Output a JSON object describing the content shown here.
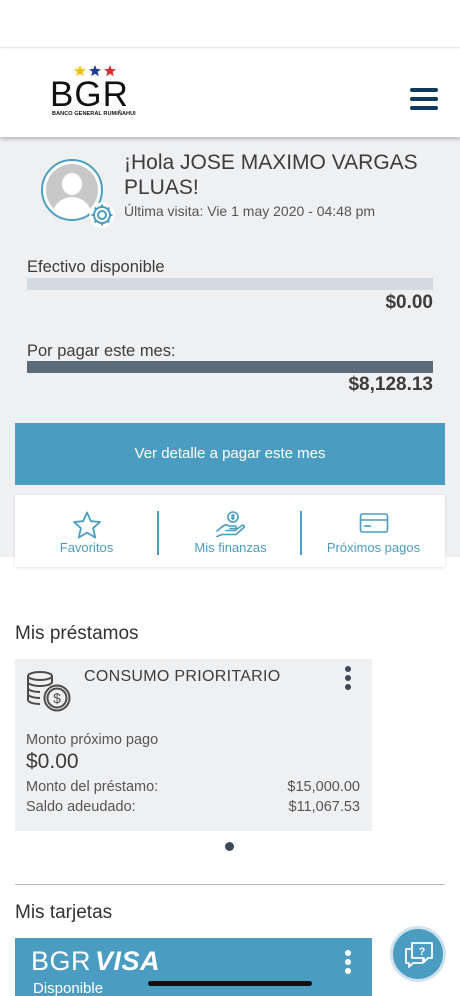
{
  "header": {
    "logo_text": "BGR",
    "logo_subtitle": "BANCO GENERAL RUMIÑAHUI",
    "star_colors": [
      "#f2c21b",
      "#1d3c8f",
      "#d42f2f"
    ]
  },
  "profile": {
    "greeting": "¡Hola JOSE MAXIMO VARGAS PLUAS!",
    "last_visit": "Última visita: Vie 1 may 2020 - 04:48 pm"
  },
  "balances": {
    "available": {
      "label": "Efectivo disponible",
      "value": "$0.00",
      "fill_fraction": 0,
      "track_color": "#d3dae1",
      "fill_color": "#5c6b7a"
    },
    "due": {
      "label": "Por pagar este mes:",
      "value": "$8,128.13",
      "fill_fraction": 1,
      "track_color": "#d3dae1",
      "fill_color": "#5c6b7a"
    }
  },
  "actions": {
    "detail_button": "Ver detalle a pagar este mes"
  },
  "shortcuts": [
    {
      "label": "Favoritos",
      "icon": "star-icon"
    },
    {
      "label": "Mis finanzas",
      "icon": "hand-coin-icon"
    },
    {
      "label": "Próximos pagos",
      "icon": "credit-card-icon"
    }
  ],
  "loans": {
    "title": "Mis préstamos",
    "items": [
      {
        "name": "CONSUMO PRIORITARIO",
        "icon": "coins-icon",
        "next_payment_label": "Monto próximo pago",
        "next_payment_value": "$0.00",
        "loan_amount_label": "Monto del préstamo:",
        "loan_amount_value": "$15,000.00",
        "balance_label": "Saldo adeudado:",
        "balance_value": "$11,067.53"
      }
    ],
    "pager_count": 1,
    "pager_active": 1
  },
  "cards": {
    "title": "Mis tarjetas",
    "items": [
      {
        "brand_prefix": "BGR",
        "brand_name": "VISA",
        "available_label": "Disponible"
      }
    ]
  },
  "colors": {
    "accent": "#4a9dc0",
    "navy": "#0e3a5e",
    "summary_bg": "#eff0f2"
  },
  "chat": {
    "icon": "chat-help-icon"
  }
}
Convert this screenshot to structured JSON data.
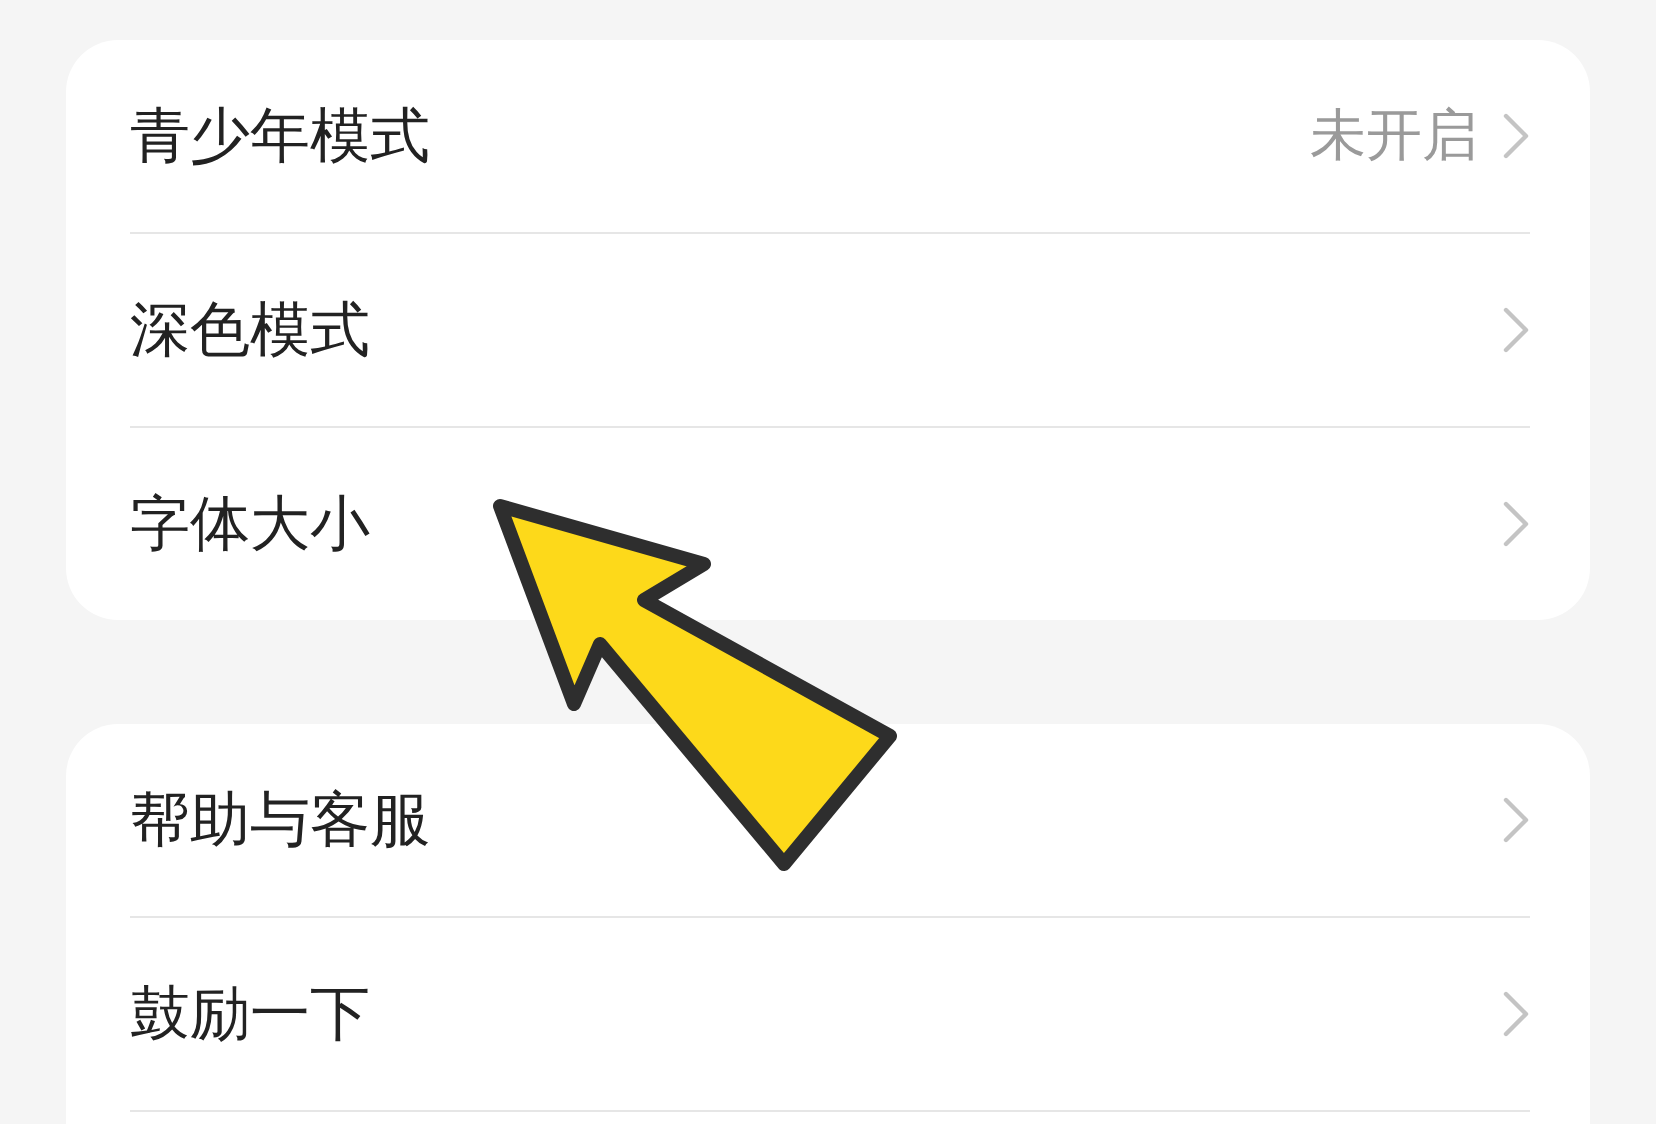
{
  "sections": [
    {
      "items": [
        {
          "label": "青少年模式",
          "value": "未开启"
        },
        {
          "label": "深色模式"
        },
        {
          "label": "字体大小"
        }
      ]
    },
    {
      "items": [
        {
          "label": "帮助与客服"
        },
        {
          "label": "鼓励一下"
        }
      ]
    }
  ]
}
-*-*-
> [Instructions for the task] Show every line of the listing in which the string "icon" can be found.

> [Worked solution]
      "icon": "star-icon"
      "icon": "hand-coin-icon"
      "icon": "credit-card-icon"
        "icon": "coins-icon",
    "icon": "chat-help-icon"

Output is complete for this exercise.